He said that some of it is already moving into Midwest states such as Texas.
“If you are the sellers, it is creating a strong market right now.”
He said that the market for hay in Central Oregon goes in multiple directions, such as California, north into Washington to the dairymen there, to the valley, and to the coast to the dairymen there. The grass hay also moves in several directions.
Central Oregon has not escaped the effects of drought completely, however.
Tim Deboodt, Crook County Extension Agent Staff Chair, said that there are some local drought conditions taking place on the east end of the county and on the Grasslands due to a lack of snowpack, causing water shortages for stock water.
“We have grass, but we don’t have water,” said Deboodt. “We have some producers who are moving cows every day just to get them to water.”
He said that some have come off of summer pastures and are headed for meadows because they don’t have any more stock water.
From a larger perspective, Deboodt said that prices are still pretty good, with feeder cattle selling for $1.40 to $1.55 per pound, as of Friday, Aug. 28.
“They still don’t know what the Midwest corn harvest will look like,” he added, “so corn prices are climbing, which affects fed cattle, which ultimately pushes the price down a little bit this fall probably.”
He noted that through the Midwest into Montana and North Dakota, there are reports of herd dispersals, so a lot of cattle are on the market.
“We sort of thought this year was going to be a year of building herds, and folks retaining heifers to grow the herds — and we don’t see that occurring,” remarked Deboodt. “It’s still a tight market, and the prices are steady, but everybody is sort of not doing much at the moment. They are just waiting to see what another month or two is going to bring.”

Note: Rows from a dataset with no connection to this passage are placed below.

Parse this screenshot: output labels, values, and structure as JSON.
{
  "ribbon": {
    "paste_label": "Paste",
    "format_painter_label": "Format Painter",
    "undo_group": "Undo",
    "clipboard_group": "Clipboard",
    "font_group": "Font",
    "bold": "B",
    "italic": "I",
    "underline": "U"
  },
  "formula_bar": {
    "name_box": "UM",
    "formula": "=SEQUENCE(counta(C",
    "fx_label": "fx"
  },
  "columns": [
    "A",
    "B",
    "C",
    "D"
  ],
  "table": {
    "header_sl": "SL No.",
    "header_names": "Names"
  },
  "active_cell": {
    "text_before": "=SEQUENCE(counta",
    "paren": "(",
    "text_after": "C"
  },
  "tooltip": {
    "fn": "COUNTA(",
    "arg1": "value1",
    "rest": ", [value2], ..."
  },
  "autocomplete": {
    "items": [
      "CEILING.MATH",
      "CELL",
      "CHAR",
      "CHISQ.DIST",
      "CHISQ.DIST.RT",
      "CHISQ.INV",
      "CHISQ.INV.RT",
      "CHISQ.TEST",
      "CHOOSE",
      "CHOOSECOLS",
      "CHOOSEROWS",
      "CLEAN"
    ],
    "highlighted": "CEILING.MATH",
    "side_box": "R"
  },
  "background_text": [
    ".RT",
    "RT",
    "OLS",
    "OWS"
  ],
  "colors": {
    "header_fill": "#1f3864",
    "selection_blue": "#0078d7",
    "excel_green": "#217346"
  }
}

Bohle said that as far as crops, it has been a “fair” growing year for Crook County. There were a lot of frosts early and late in the spring, which affect the alfalfa, grass hays, and pasture.
“It also affected the wheat a little bit,” said Bohle. “Wheat prices are $8.5 to $10.5 a bushel now, which is really good for the farmers here.
“Overall, it is going to be a very strong market for corn, soybeans, hay, and wheat. Wheat is riding the coattails of corn, basically, as it went up — all the grains are going to follow it and go up as well.”
Although local farmers and ranchers may benefit from demand for their crops, the inflation for groceries will catch up to Central Oregon. The U.S. Department of Agriculture (USDA) is expecting a 3 to 4 percent jump in groceries next year, as a result of the drought still gripping much of the rest of the country.
For the consumer, fruits and vegetables aren’t expected to rise much more than usual next year, but dairy products are forecast to climb 3.5 to 4.5 percent, and poultry and eggs are projected to rise 3 to 4 percent. Beef prices are expected to jump as high as 4 to 5 percent, according to the USDA.
“As sad at it is, that really is what drives agriculture in certain areas all the time,” said Bohle of incidents such as the drought. “Someone’s woes elsewhere helps someone else. They don’t have a crop, so there is less product. The price goes up, and this person over here is growing the crop, so they get a better price.”